Artificial intelligence has become a game-changing technology for 21st-century businesses. It has made complex jobs easier and automated, minimizing human effort. While AI is already making its influence in almost every industry, there is yet more to come in the future. This technology has not only changed the way companies perform, but also it is luring investors' eyes. Many startups in this rapidly evolving field are successfully attracting big investments and delivering innovative AI solutions and services.

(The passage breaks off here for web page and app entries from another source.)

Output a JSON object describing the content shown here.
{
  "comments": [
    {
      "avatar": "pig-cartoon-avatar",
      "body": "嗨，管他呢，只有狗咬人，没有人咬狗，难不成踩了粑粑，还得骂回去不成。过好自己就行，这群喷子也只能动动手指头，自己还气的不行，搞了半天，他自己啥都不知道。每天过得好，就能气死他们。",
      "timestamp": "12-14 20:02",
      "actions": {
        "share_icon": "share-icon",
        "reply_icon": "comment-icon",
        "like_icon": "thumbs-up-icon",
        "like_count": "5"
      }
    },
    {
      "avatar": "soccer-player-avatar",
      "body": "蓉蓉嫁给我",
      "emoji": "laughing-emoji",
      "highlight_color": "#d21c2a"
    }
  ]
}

The panel "Let's Chat About Bots" gathered representatives from four companies that have built robust bots for interacting with customers onFacebook's chat platform Messenger: Anastasia Sartan cofounder and CEO of the Russian e-commerce site Epytom Stylist; Hussein Fazal, CEO of the travel booking site SnapTravel; Felipe Bernal, head of product innovation at the Brazilian IT company Movile; and Chema Alonso, head of digital at the telecom giant Telefonica. Angelique Kamara, of Facebook Messenger Partnerships, moderated. "When we were analyzing how different types of customers were interacting with internet services, a lot of people preferred point and click, others preferred to chat with a bot," said Alonso. "…We didn't want to force one specific channel. We wanted to be in the channels our customers love.
"People prefer to use Messenger to interact with companies," Facebook VP of messaging products David Marcus said during his keynote at this year's F8 conference. With over 65 million businesses active on Facebook, this shouldn't come as a surprise. An estimated 80 percent of these companies use messaging to reach Facebook Messenger's 1.2 billion monthly active users. When Messenger opened its doors to developers in April 2016, 78 percent of adults were still unaware that chatbots even existed. After a year of growing pains for chatbots, though, new features for Facebook Messenger 2.0 were announced in April.
For many, the thought of artificial intelligence (AI) may conjure up images of robots doing everything from building cars to answering customer phone calls, but AI isn't futuristic; it's the present. AI technology has become widely used in elements of larger systems, but the technology is rarely credited for these successes. It is likely that you've been a witness to many of the latest advances in medical diagnosis or stock trading, many of which now have AI at their core. This lack of transparency when it comes to the use of AI is undoubtedly contributing to this "fear" that robots are taking over the world, as well as a lack of understanding about the capabilities. A recent Pegasystems study found the majority of users are not aware they've used AI, with only 37% of Australian respondents recalling they had had direct AI engagement.
Chatbots were all the rage a year ago. USA TODAY's Jefferson Graham wonders where they went on #TalkingTech. LOS ANGELES -- At its annual conference for software developers in 2016, Facebook trumpeted chat bots as the next big thing in tech. A year later, users of Facebook Messenger are still waiting. Chat bots, those automated robots that respond to human queries, had an underwhelming debut.